There were other things both good and bad, but I'll end my review now with a quote that I liked:

"But the eschatological battle that wages within the Christian does not result in a stalemate, because the believer possesses the Holy Spirit, the gift of the end times par excellence, according to Romans 8:1-16.  The Spirit enables Christians to obey God and thus live a life of righteousness."

Thanks to Kregel Academic for sending me a free review copy of this book!  My review did not have to be favorable. 

This book may be purchased at Kregel Academic and on Amazon

Monday, December 2, 2013

Chronological Life Application Study Bible

I wouldn't call this Bible uniquely applicable to a person's daily life as the Scripture is always applicable. That is not to say that I don't like this format, I do! I just needed to clarify that I don't quite agree with the title. This is a chronological Bible, interweaving chapters from various books of the Bible in their probable sequential order. This means that some chapters are split up and other parts of other chapters are placed in the gap to stay chronological.  

There are many helpful charts to support the chronological aspect, some of my favorites being the several charts throughout the accounts of the Kingdoms of Israel and Judah, showing the "Kings To Date and Their Enemies"…I always get a bit confused about them. One of the other things I found very helpful were the little maps throughout, demonstrating where people went and where such and such a town was located. It gives you more comprehension of Biblical geography. There are also several large pictures of what Jerusalem and the Temple looked like in certain eras. Also included throughout are small full-color modern pictures of the various places that are spoken of, such as the Parthenon in Athens, Samaria, and there are also pictures of things as well, such as a millstone, and biblical manuscripts.
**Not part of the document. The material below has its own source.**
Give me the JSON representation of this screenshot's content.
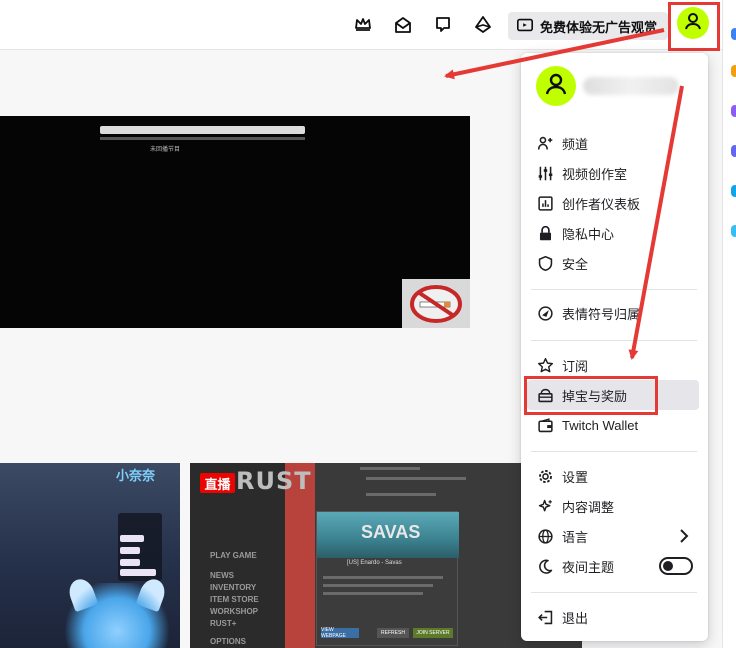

The notes are interesting, and even though they are apparently against the complete sovereignty of God, the notes in Romans are still interesting, part of the note on Romans 11:7 reads: "Resisting God is like saying to him, 'Leave me alone!' But because God is always and everywhere present, his answer to that prayer might be to agree and make that person less sensitive, more hardened to him…" I do not like that the writers of the notes do not take a stand on the age of the earth, they give the impression that it is not important for the beginning of the Bible to be literally understood, which can give a wrong impression as to the rest of the Bible. 

I also need to mention that at least one of the pictures is inappropriate(Adam and Eve), you'll want to scribble it out, I have not seen all of the pictures yet so there may be more. I don’t know why they thought that was okay to put in, even if it isn't as bad as it could be it still contradicts Genesis 3 where God gives them clothing(keep in mind that they were also husband and wife), why is it okay for their offspring to depict them in what is now their shame? We still live after the fall, not before it, so why contradict that?  

Anyway, I do like all of the maps and several of the charts and pictures of the locations, it really is interesting to have a visual picture as one reads along. 

Click here to view the website for this Bible


Many thanks to the Tyndale Blog Network from whom I received a free review copy of this Bible.